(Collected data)
*-*-*

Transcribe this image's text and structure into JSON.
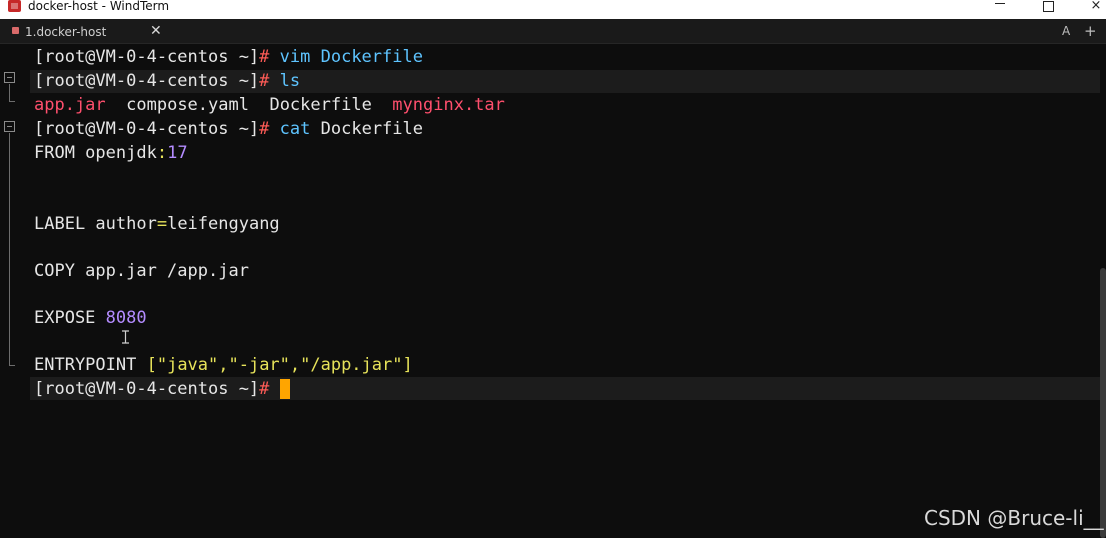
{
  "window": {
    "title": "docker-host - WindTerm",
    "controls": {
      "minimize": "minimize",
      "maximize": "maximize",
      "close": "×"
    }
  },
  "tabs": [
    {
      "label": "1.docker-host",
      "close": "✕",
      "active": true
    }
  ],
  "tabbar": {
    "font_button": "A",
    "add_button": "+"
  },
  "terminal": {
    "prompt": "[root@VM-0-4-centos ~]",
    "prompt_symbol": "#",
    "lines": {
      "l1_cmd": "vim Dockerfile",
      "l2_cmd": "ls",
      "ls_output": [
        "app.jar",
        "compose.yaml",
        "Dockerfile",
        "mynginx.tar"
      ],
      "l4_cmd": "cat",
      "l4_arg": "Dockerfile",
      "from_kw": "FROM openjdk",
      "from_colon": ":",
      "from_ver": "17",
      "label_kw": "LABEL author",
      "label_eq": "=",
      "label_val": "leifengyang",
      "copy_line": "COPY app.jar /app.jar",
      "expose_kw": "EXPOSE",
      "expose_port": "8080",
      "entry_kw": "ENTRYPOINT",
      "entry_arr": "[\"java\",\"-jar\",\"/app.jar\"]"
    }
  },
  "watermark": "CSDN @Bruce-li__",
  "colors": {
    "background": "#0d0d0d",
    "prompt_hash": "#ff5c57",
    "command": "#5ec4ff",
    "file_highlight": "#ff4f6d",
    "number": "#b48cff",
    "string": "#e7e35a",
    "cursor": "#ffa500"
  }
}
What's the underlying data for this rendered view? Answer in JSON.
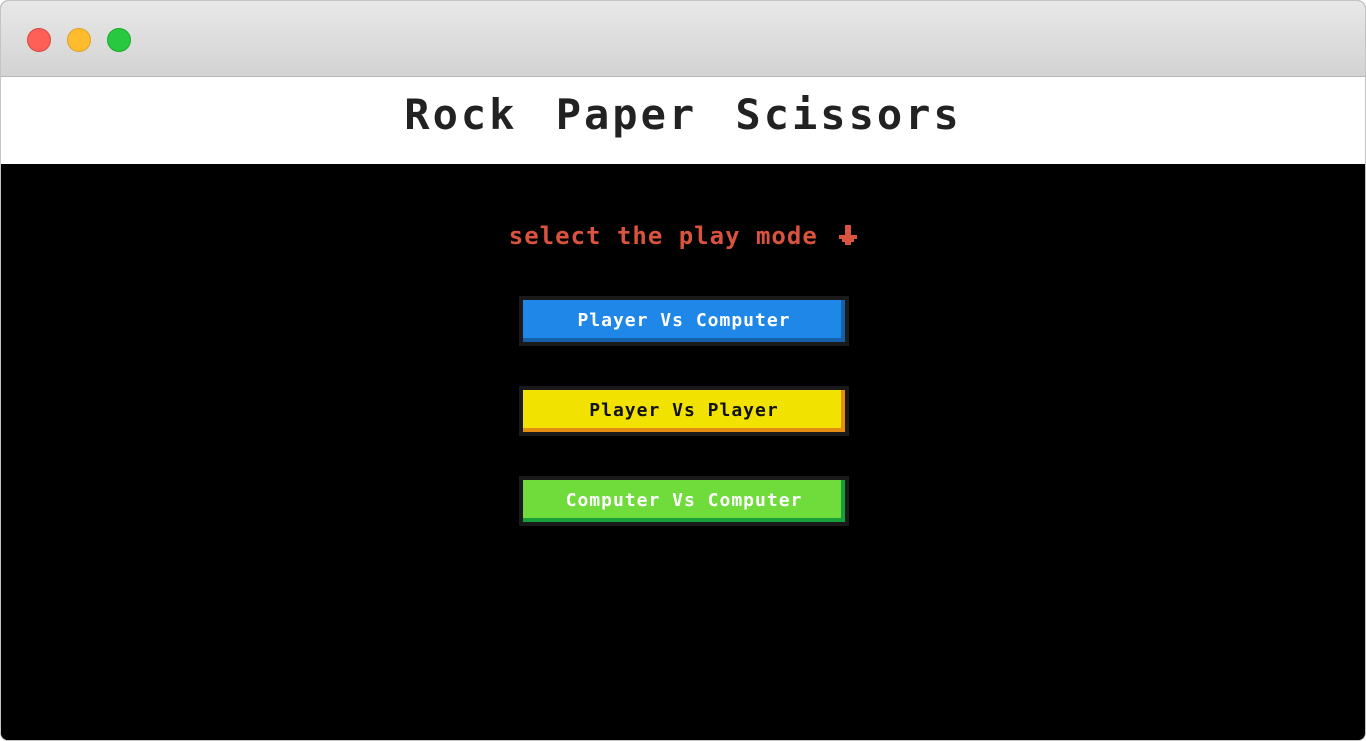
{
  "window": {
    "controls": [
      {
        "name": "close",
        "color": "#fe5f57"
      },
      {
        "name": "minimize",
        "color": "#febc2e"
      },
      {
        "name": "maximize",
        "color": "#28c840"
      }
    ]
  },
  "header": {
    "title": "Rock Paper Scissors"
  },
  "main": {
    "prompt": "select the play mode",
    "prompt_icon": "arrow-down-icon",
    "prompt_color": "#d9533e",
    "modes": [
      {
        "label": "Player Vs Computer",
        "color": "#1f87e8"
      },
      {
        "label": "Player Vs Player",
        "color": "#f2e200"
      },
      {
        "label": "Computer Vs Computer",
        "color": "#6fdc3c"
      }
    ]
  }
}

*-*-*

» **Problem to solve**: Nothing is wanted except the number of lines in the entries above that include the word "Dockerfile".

» **Task response**: 3